BY VOLKER NOLTE
PHOTO BY ED MORAN
When many people hear the word “testing,” their heart rates jump. For some, it is playful excitement; for others, heavy stress. Increased heart rate is actually a positive thing, your body’s way of preparing for major effort that, along with an adrenaline rush, enables supreme performance.
Testing is one reason we train, because training leads to improved performance, and athletes should be eager for proof. We want to compare our current performance to that of other rowers or our own previous marks to chart progress. This can be measured in results relative to opponents at regattas and seat races, or in absolute numbers, such as weights lifted, erg scores, or times on the water. If training is planned properly and athletes have worked well over a sustained period, they can be confident their performance has improved, and that it will show in measurable ways.
Without goals, training is difficult and often boring. Therefore, every athlete should look forward to the next test. This, of course, is not always the case. Tests can be overwhelming, if repeated too often. I explained this to my athletes by using as an example a cake that you eat piece by piece.
The volume and intensity of your training determine how big your cake is. With every test or race, you slice off a piece, which makes it smaller. The more pieces you cut off, and the bigger they are as a result of the size of the challenge, the faster the cake disappears. Unless you have sufficient time to replenish the cake by training between tests, your cake eventually will vanish, and you won’t be able to perform.
This is why preparing for a test is so important. The better prepared you are, the more you’ll be able to take on more tests and bigger challenges. You know what you have done. You have experienced fatigue, difficult situations, and high effort. Consequently, a test becomes a smaller hurdle, one you can approach with confidence.
Your expectations, of course, have a major impact on how you perform in a test. If your expectations are low, you may not be disappointed but you’ll never reach your full potential, and other athletes will surpass you. If your expectations are too high, you are likely to fail and get frustrated. It is much better to set challenging but realistic expectations based on previous results and an objective evaluation of your training.
Another strategy is to break down the test into pieces or subordinate goals so you can experience a sense of accomplishment along the way that will motivate you, and success will not depend only on the final outcome.
Athletes tend to like certain tests more than others.
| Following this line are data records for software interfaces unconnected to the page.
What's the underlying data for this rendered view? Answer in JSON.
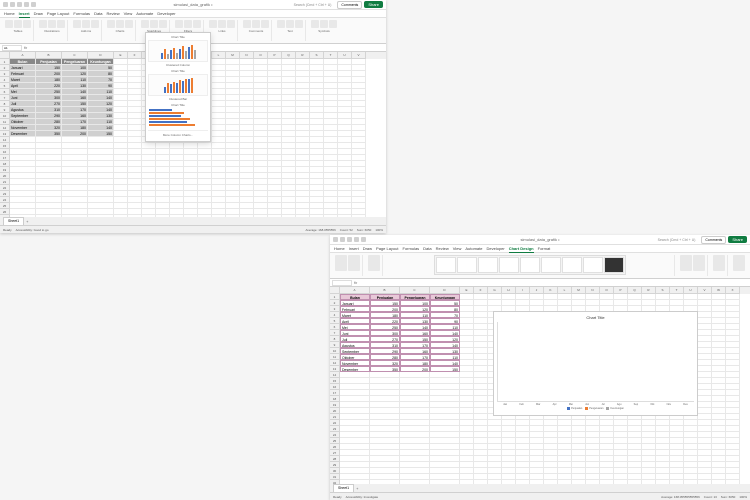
{
  "titlebar": {
    "filename": "simulasi_data_grafik •",
    "search": "Search (Cmd + Ctrl + U)",
    "comments": "Comments",
    "share": "Share"
  },
  "tabs1": [
    "Home",
    "Insert",
    "Draw",
    "Page Layout",
    "Formulas",
    "Data",
    "Review",
    "View",
    "Automate",
    "Developer"
  ],
  "tabs1_active": 1,
  "tabs2": [
    "Home",
    "Insert",
    "Draw",
    "Page Layout",
    "Formulas",
    "Data",
    "Review",
    "View",
    "Automate",
    "Developer",
    "Chart Design",
    "Format"
  ],
  "tabs2_active": 10,
  "ribbon1_groups": [
    "Tables",
    "Illustrations",
    "Add-ins",
    "Charts",
    "Sparklines",
    "Filters",
    "Links",
    "Comments",
    "Text",
    "Symbols"
  ],
  "ribbon2_groups": [
    "Chart Layouts",
    "Chart Styles",
    "Data",
    "Type",
    "Location"
  ],
  "chartpicker": {
    "s1": "Clustered Column",
    "s2": "Clustered Bar",
    "s3": "More Column Charts...",
    "title": "Chart Title"
  },
  "namebox": "A1",
  "columns": [
    "A",
    "B",
    "C",
    "D",
    "E",
    "F",
    "G",
    "H",
    "I",
    "J",
    "K",
    "L",
    "M",
    "N",
    "O",
    "P",
    "Q",
    "R",
    "S",
    "T",
    "U",
    "V",
    "W",
    "X",
    "Y",
    "Z",
    "AA"
  ],
  "table": {
    "headers": [
      "Bulan",
      "Penjualan",
      "Pengeluaran",
      "Keuntungan"
    ],
    "rows": [
      [
        "Januari",
        "150",
        "100",
        "50"
      ],
      [
        "Februari",
        "200",
        "120",
        "80"
      ],
      [
        "Maret",
        "180",
        "110",
        "70"
      ],
      [
        "April",
        "220",
        "130",
        "90"
      ],
      [
        "Mei",
        "250",
        "140",
        "110"
      ],
      [
        "Juni",
        "300",
        "160",
        "140"
      ],
      [
        "Juli",
        "270",
        "150",
        "120"
      ],
      [
        "Agustus",
        "310",
        "170",
        "140"
      ],
      [
        "September",
        "290",
        "160",
        "130"
      ],
      [
        "Oktober",
        "280",
        "170",
        "110"
      ],
      [
        "November",
        "320",
        "180",
        "140"
      ],
      [
        "Desember",
        "350",
        "200",
        "150"
      ]
    ]
  },
  "chart": {
    "title": "Chart Title",
    "legend": [
      "Penjualan",
      "Pengeluaran",
      "Keuntungan"
    ]
  },
  "chart_data": {
    "type": "bar",
    "categories": [
      "Januari",
      "Februari",
      "Maret",
      "April",
      "Mei",
      "Juni",
      "Juli",
      "Agustus",
      "September",
      "Oktober",
      "November",
      "Desember"
    ],
    "series": [
      {
        "name": "Penjualan",
        "values": [
          150,
          200,
          180,
          220,
          250,
          300,
          270,
          310,
          290,
          280,
          320,
          350
        ]
      },
      {
        "name": "Pengeluaran",
        "values": [
          100,
          120,
          110,
          130,
          140,
          160,
          150,
          170,
          160,
          170,
          180,
          200
        ]
      },
      {
        "name": "Keuntungan",
        "values": [
          50,
          80,
          70,
          90,
          110,
          140,
          120,
          140,
          130,
          110,
          140,
          150
        ]
      }
    ],
    "ylim": [
      0,
      400
    ]
  },
  "status": {
    "ready": "Ready",
    "access": "Accessibility: Good to go",
    "access2": "Accessibility: Investigate",
    "avg": "Average: 168.0555556",
    "avg2": "Average: 168.055555555556",
    "count": "Count: 52",
    "count2": "Count: 13",
    "sum": "Sum: 6050",
    "zoom": "100%"
  },
  "sheet": "Sheet1"
}
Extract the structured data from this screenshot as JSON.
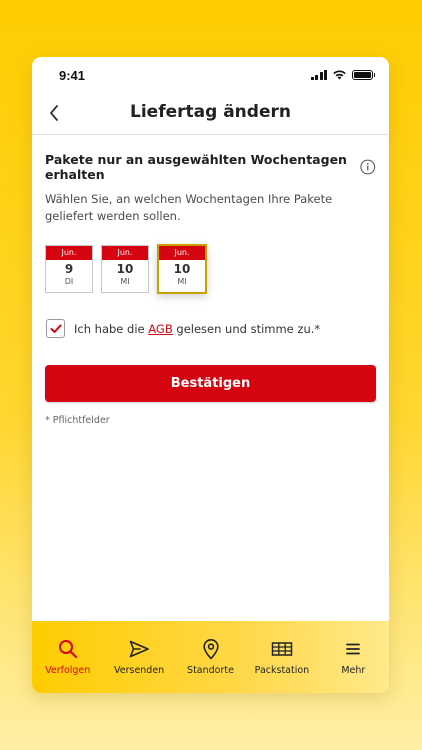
{
  "status_bar": {
    "time": "9:41"
  },
  "header": {
    "title": "Liefertag ändern"
  },
  "section": {
    "title": "Pakete nur an ausgewählten Wochentagen erhalten",
    "description": "Wählen Sie, an welchen Wochentagen Ihre Pakete geliefert werden sollen."
  },
  "days": [
    {
      "month": "Jun.",
      "day": "9",
      "weekday": "DI",
      "selected": false
    },
    {
      "month": "Jun.",
      "day": "10",
      "weekday": "MI",
      "selected": false
    },
    {
      "month": "Jun.",
      "day": "10",
      "weekday": "MI",
      "selected": true
    }
  ],
  "consent": {
    "checked": true,
    "prefix": "Ich habe die ",
    "link": "AGB",
    "suffix": " gelesen und stimme zu.*"
  },
  "confirm_label": "Bestätigen",
  "required_note": "* Pflichtfelder",
  "tabbar": {
    "tabs": [
      {
        "label": "Verfolgen",
        "icon": "search-icon",
        "active": true
      },
      {
        "label": "Versenden",
        "icon": "send-icon",
        "active": false
      },
      {
        "label": "Standorte",
        "icon": "location-pin-icon",
        "active": false
      },
      {
        "label": "Packstation",
        "icon": "packstation-icon",
        "active": false
      },
      {
        "label": "Mehr",
        "icon": "menu-icon",
        "active": false
      }
    ]
  },
  "colors": {
    "brand_red": "#D40511",
    "brand_yellow": "#FFCC00",
    "selected_border": "#C9A200"
  }
}
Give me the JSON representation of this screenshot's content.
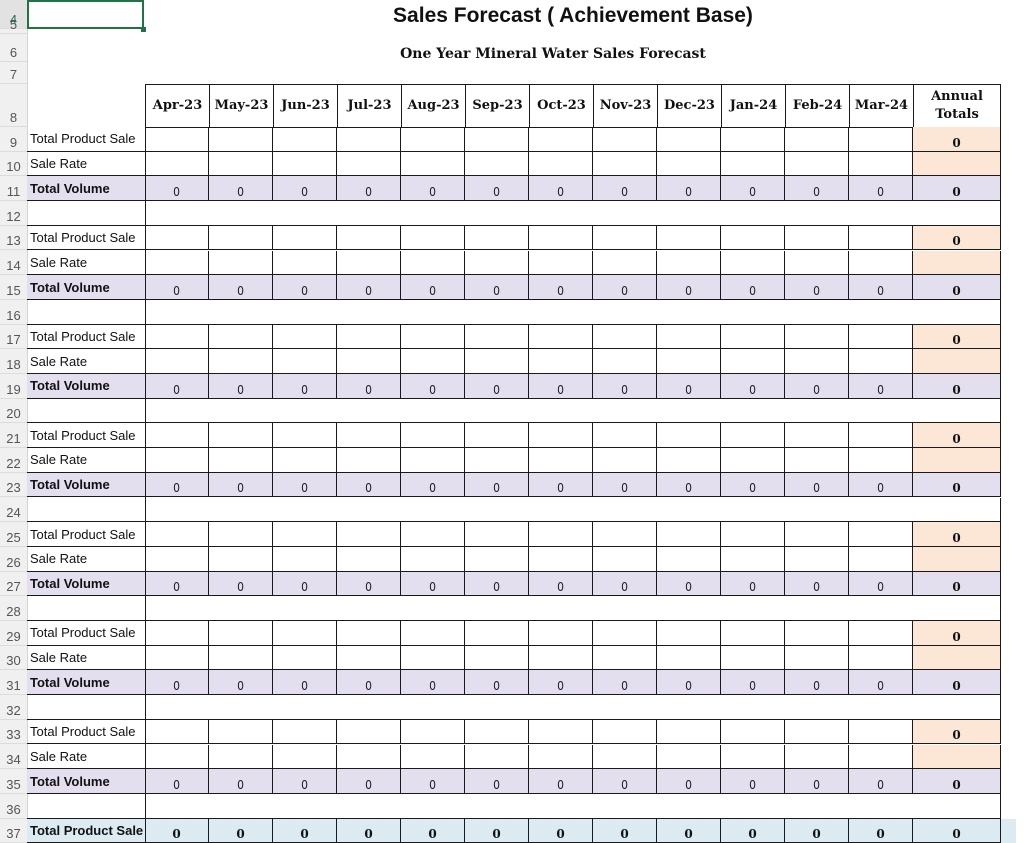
{
  "sheet": {
    "title": "Sales Forecast ( Achievement Base)",
    "subtitle": "One Year Mineral Water Sales Forecast",
    "selected_row": "4",
    "row_numbers": [
      "4",
      "5",
      "6",
      "7",
      "8",
      "9",
      "10",
      "11",
      "12",
      "13",
      "14",
      "15",
      "16",
      "17",
      "18",
      "19",
      "20",
      "21",
      "22",
      "23",
      "24",
      "25",
      "26",
      "27",
      "28",
      "29",
      "30",
      "31",
      "32",
      "33",
      "34",
      "35",
      "36",
      "37"
    ]
  },
  "table": {
    "months": [
      "Apr-23",
      "May-23",
      "Jun-23",
      "Jul-23",
      "Aug-23",
      "Sep-23",
      "Oct-23",
      "Nov-23",
      "Dec-23",
      "Jan-24",
      "Feb-24",
      "Mar-24"
    ],
    "annual_header_line1": "Annual",
    "annual_header_line2": "Totals",
    "row_labels": {
      "product_sale": "Total Product Sale",
      "sale_rate": "Sale Rate",
      "total_volume": "Total Volume"
    },
    "blocks": [
      {
        "annual_product_sale": "0",
        "volume": [
          "0",
          "0",
          "0",
          "0",
          "0",
          "0",
          "0",
          "0",
          "0",
          "0",
          "0",
          "0"
        ],
        "annual_volume": "0"
      },
      {
        "annual_product_sale": "0",
        "volume": [
          "0",
          "0",
          "0",
          "0",
          "0",
          "0",
          "0",
          "0",
          "0",
          "0",
          "0",
          "0"
        ],
        "annual_volume": "0"
      },
      {
        "annual_product_sale": "0",
        "volume": [
          "0",
          "0",
          "0",
          "0",
          "0",
          "0",
          "0",
          "0",
          "0",
          "0",
          "0",
          "0"
        ],
        "annual_volume": "0"
      },
      {
        "annual_product_sale": "0",
        "volume": [
          "0",
          "0",
          "0",
          "0",
          "0",
          "0",
          "0",
          "0",
          "0",
          "0",
          "0",
          "0"
        ],
        "annual_volume": "0"
      },
      {
        "annual_product_sale": "0",
        "volume": [
          "0",
          "0",
          "0",
          "0",
          "0",
          "0",
          "0",
          "0",
          "0",
          "0",
          "0",
          "0"
        ],
        "annual_volume": "0"
      },
      {
        "annual_product_sale": "0",
        "volume": [
          "0",
          "0",
          "0",
          "0",
          "0",
          "0",
          "0",
          "0",
          "0",
          "0",
          "0",
          "0"
        ],
        "annual_volume": "0"
      },
      {
        "annual_product_sale": "0",
        "volume": [
          "0",
          "0",
          "0",
          "0",
          "0",
          "0",
          "0",
          "0",
          "0",
          "0",
          "0",
          "0"
        ],
        "annual_volume": "0"
      }
    ],
    "grand_total": {
      "label": "Total Product Sale",
      "values": [
        "0",
        "0",
        "0",
        "0",
        "0",
        "0",
        "0",
        "0",
        "0",
        "0",
        "0",
        "0"
      ],
      "annual": "0"
    }
  },
  "colors": {
    "selection": "#217346",
    "volume_fill": "#e4dfee",
    "annual_fill": "#fce6d6",
    "grand_total_fill": "#dcebf2"
  }
}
You can hear statements such as: “I simply cannot really perform well in this test, but I am so much better at the other test.” or “Today is not my day.” or “Why do we have to do this test?” Such pronouncements foster a negative attitude, and do not reflect the confidence that should accrue from how an athlete performed in training. They speak rather of a lack of preparation and/or improper expectations, and often they are built on misconceptions. For example, we all know that “ergometers do not float,” but we also know that ergometer results correlate highly with on-water race results and that a certain raw power is necessary to reach a particular boat speed.
Of course, positive experiences in tests are based on objective test designs. Testing athletes in dissimilar conditions, not providing the same information to all athletes, or holding back or falsifying information–all these create unfair conditions for participants that can lead to frustration and loss of respect. Athletes, coaches and officials must prepare properly for testing and handling the situation in a fair and competitive manner. Under proper conditions, athletes will thrive and enjoy racing to the best of their ability.